To qualify for an abbreviated inspection, a collector motor vehicle must be at least 35 years old and insured as a collector car. During an abbreviated inspection, the Referee will confirm the vehicle meets the criteria for a collector car, confirm proof of insurance as a collector car, and perform a Smog Check. The process will include a test of tailpipe emissions, a functional test of the fuel cap, and a visual check for liquid fuel leaks. 


Does a new bill in North Carolina ban lifted vehicles?

Fiction

A new in law in North Carolina shifts the focus away from the overall ride height and instead to rake angle. What would the new law change exactly? With the enactment of HB 692, a vehicle’s front fender may not be four or more inches higher than the rear fender. For the purposes of the law, the height of the fender is a vertical measurement from and perpendicular to the ground through the centerline of the wheel and to the bottom of the fender. In other words, it does not matter how much the vehicle is lifted as long as the rake angle is not excessive. Motorists found to have violated the law three times within a 12-month period will have their license revoked for at least one year. Fans of the Carolina Squat argued that HB 692 represents more government overreach that needlessly cracks down on car culture. Proponents of the proposal point to safety as the reason for the change. By excessively aiming the front of a vehicle upward, it makes it more difficult for the driver to see over the hood, dangerously shifts the angle of the headlights, and changes airflow under the vehicle, causing it to be unstable. Fans of lifted or lowered trucks fear not. Unless you’ve raised the nose of your vehicle excessively as compared to the tail, HB 692 will not impact you. In fact, observant enthusiasts—including some in the automotive press—have noticed that HB 692 removed the existing 6-inch height limit entirely while focusing solely on rake angle.


Does New York’s new exhaust noise bill creates a 60-decibel muffler limit?

Fiction

The initial versions of the New York’s new law were quite different from the final product. As initially drafted, cars and trucks would have been limited to 60-decibels of exhaust noise, subject to a flat $1,000 fine, and police cars would have been equipped with sound meters to help enforce the law. None of these proposals made it into the final version of the bill. The decibel limit was removed as it would have rendered practically every car on the road illegal, the universal fine was changed to a cap, and the sound meters were scrapped as well.


Is it true that a new bill in New York will ban exhaust noise modifications?

Fiction

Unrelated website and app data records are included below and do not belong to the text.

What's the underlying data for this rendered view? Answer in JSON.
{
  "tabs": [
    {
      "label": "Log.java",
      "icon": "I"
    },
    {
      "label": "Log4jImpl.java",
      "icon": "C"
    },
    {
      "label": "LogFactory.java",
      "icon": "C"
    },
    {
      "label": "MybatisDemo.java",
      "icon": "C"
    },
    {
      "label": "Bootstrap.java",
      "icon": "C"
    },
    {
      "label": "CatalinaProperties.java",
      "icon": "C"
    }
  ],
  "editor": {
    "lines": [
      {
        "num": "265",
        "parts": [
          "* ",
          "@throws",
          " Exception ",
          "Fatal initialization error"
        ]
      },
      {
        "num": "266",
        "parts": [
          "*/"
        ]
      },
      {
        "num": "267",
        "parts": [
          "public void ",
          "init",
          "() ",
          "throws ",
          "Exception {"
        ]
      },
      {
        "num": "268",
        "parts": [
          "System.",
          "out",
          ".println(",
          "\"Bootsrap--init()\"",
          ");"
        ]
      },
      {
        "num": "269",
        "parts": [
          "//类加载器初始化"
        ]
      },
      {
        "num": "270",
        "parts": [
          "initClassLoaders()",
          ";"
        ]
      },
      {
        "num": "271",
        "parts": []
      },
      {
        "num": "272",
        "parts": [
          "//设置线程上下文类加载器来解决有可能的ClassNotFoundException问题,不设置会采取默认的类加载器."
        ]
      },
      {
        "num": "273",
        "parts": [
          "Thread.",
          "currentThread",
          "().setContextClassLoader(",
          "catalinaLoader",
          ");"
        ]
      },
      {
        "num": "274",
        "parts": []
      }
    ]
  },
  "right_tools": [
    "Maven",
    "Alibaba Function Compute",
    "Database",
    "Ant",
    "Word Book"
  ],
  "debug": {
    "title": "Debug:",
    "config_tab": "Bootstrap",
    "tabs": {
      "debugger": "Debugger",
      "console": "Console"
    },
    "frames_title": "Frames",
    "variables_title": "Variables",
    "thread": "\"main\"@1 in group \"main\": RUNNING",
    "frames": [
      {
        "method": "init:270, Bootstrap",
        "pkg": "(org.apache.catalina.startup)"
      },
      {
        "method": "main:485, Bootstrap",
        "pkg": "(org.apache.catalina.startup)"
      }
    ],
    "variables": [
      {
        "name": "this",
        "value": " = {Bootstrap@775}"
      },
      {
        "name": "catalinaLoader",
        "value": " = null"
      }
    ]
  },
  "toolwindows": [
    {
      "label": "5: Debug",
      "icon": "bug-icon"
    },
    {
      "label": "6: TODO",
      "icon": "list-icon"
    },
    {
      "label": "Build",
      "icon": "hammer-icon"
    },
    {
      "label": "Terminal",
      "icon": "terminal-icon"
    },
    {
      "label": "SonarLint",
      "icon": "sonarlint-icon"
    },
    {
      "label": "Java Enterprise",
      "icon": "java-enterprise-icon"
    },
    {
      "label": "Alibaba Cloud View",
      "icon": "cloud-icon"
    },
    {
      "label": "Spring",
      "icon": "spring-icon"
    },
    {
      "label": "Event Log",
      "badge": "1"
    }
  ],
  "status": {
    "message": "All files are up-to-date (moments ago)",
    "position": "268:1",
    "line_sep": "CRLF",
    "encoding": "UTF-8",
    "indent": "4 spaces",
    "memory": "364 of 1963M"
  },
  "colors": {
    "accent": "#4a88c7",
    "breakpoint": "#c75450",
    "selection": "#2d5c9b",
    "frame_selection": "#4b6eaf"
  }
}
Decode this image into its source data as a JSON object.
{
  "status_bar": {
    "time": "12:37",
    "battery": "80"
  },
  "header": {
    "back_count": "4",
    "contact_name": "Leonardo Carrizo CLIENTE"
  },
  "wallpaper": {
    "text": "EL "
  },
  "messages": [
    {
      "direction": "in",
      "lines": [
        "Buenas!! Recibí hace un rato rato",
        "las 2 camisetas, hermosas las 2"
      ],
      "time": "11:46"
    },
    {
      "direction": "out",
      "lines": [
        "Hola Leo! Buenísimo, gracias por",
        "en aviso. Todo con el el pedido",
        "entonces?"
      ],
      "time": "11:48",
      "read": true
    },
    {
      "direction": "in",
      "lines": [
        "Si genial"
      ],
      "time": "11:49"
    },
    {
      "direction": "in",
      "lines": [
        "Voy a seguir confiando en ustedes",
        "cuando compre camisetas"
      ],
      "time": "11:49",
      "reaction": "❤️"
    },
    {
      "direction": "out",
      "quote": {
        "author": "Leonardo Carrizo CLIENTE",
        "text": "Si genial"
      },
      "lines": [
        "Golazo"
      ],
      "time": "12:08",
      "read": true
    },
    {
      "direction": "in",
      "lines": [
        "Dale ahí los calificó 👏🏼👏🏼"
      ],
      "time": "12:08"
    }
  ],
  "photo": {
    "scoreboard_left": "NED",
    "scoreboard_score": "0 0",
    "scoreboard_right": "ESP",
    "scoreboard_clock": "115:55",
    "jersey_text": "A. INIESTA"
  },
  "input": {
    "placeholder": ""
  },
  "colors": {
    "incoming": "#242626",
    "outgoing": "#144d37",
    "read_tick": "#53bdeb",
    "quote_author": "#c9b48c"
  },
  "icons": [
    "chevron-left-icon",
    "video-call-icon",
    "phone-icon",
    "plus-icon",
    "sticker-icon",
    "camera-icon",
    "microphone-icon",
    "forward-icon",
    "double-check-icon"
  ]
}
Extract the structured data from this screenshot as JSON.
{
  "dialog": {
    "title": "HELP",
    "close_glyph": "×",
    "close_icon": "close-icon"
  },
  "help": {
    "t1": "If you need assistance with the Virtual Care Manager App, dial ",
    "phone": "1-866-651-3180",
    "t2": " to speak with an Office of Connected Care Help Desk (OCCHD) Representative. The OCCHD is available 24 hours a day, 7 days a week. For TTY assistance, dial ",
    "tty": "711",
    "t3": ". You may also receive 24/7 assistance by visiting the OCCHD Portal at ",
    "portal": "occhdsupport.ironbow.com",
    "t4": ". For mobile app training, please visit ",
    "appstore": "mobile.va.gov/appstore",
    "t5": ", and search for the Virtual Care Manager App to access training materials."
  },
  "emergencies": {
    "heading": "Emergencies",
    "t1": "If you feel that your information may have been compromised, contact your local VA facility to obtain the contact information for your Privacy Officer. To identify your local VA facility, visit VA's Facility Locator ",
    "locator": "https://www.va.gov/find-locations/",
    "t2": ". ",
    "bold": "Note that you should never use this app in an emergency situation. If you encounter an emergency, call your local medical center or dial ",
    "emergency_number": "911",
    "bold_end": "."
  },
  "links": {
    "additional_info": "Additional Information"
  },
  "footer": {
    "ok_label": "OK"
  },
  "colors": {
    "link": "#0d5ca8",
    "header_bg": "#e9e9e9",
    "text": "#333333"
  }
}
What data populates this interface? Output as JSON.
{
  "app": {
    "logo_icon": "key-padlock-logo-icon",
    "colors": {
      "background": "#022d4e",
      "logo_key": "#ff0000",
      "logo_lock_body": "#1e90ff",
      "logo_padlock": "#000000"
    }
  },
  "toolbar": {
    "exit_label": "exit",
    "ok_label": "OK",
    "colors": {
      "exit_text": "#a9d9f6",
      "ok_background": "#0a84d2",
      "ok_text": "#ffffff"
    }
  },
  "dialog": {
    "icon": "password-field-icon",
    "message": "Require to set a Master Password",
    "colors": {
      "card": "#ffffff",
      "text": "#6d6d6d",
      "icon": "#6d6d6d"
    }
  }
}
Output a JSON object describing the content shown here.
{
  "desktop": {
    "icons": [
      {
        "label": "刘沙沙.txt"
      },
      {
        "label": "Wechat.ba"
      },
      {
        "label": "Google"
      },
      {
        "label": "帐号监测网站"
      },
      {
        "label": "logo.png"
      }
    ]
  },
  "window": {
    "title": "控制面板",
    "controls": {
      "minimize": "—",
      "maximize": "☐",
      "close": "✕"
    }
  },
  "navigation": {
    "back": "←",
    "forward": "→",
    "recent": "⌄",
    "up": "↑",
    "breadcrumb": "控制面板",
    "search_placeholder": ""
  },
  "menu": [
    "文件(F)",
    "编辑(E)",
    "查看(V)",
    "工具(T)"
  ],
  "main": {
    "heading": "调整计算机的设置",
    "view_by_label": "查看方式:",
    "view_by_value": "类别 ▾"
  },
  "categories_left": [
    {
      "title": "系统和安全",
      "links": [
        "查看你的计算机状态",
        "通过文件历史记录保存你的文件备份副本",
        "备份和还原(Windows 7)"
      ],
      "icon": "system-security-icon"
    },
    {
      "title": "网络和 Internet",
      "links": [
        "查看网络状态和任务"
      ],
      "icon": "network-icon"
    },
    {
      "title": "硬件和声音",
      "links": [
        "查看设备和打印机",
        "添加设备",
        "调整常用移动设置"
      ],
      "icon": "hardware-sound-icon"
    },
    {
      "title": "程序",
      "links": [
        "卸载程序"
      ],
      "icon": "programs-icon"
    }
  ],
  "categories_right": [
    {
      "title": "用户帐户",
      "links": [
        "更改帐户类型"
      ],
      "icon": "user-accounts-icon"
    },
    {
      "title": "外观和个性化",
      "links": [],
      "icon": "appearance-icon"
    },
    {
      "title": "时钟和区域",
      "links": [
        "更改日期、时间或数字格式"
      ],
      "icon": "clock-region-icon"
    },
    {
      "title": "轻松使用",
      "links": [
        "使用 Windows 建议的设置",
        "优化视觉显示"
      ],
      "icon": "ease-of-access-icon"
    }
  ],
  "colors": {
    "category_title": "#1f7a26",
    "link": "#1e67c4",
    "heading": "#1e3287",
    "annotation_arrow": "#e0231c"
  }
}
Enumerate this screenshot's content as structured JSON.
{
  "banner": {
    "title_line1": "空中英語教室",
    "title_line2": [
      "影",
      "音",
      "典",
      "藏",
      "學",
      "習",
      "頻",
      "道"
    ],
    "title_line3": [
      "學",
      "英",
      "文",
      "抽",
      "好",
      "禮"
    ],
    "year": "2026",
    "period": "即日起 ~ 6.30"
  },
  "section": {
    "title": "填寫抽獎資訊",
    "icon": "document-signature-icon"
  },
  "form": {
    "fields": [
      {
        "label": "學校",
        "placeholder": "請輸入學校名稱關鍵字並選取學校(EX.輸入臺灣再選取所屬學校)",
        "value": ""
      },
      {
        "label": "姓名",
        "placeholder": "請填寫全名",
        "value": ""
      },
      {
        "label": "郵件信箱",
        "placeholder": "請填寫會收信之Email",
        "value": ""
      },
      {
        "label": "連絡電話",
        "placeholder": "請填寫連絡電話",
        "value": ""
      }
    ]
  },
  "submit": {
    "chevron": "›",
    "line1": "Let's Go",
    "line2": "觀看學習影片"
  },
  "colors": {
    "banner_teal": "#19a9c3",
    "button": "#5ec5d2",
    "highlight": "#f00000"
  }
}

In 2021, lawmakers in New York introduced a pair of bills (S. 784 and A. 471) seeking to curb loud cars and trucks. The bills were amended several times prior to passage and were approved by Governor Kathy Hochul in late October. The new law doesn’t change the state’s existing exhaust noise laws, which require every motor vehicle to be equipped with a muffler in working condition and prohibits the installation of bypasses, cutouts, or similar devices. Comparable language is universally used by states across the country and is designed to prevent motorists from deleting their muffler and/or catalytic converter. The new law simply allows the state to issue larger fines for those breaking existing law.